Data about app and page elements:
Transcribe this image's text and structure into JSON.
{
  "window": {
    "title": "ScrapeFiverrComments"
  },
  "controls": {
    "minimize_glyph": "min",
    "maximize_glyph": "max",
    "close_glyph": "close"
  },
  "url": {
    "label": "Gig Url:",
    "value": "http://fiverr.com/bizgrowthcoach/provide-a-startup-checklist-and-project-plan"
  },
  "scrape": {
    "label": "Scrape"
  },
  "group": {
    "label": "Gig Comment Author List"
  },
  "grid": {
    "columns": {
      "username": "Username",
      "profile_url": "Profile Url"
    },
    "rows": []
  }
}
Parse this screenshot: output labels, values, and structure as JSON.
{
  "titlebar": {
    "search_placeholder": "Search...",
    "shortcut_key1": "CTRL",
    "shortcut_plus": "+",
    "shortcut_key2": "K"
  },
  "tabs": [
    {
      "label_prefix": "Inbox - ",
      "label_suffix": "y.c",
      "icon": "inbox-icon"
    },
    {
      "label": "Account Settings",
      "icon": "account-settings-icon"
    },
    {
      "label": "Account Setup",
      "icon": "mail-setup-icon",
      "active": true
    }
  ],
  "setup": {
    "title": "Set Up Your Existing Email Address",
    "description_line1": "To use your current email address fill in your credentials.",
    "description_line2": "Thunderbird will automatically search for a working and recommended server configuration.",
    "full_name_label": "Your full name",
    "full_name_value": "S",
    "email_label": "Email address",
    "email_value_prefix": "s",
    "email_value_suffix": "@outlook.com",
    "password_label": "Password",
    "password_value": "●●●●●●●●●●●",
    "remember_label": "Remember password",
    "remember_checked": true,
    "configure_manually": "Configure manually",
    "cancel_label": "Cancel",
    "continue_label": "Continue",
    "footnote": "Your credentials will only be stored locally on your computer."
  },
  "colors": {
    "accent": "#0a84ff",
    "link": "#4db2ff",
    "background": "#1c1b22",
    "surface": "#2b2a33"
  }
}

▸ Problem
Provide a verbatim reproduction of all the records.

▸ Solution below
Transcribe this image's text and structure into JSON.
{
  "window": {
    "title": "ScrapeFiverrComments"
  },
  "controls": {
    "minimize_glyph": "min",
    "maximize_glyph": "max",
    "close_glyph": "close"
  },
  "url": {
    "label": "Gig Url:",
    "value": "http://fiverr.com/bizgrowthcoach/provide-a-startup-checklist-and-project-plan"
  },
  "scrape": {
    "label": "Scrape"
  },
  "group": {
    "label": "Gig Comment Author List"
  },
  "grid": {
    "columns": {
      "username": "Username",
      "profile_url": "Profile Url"
    },
    "rows": []
  }
}
Parse this screenshot: output labels, values, and structure as JSON.
{
  "titlebar": {
    "search_placeholder": "Search...",
    "shortcut_key1": "CTRL",
    "shortcut_plus": "+",
    "shortcut_key2": "K"
  },
  "tabs": [
    {
      "label_prefix": "Inbox - ",
      "label_suffix": "y.c",
      "icon": "inbox-icon"
    },
    {
      "label": "Account Settings",
      "icon": "account-settings-icon"
    },
    {
      "label": "Account Setup",
      "icon": "mail-setup-icon",
      "active": true
    }
  ],
  "setup": {
    "title": "Set Up Your Existing Email Address",
    "description_line1": "To use your current email address fill in your credentials.",
    "description_line2": "Thunderbird will automatically search for a working and recommended server configuration.",
    "full_name_label": "Your full name",
    "full_name_value": "S",
    "email_label": "Email address",
    "email_value_prefix": "s",
    "email_value_suffix": "@outlook.com",
    "password_label": "Password",
    "password_value": "●●●●●●●●●●●",
    "remember_label": "Remember password",
    "remember_checked": true,
    "configure_manually": "Configure manually",
    "cancel_label": "Cancel",
    "continue_label": "Continue",
    "footnote": "Your credentials will only be stored locally on your computer."
  },
  "colors": {
    "accent": "#0a84ff",
    "link": "#4db2ff",
    "background": "#1c1b22",
    "surface": "#2b2a33"
  }
}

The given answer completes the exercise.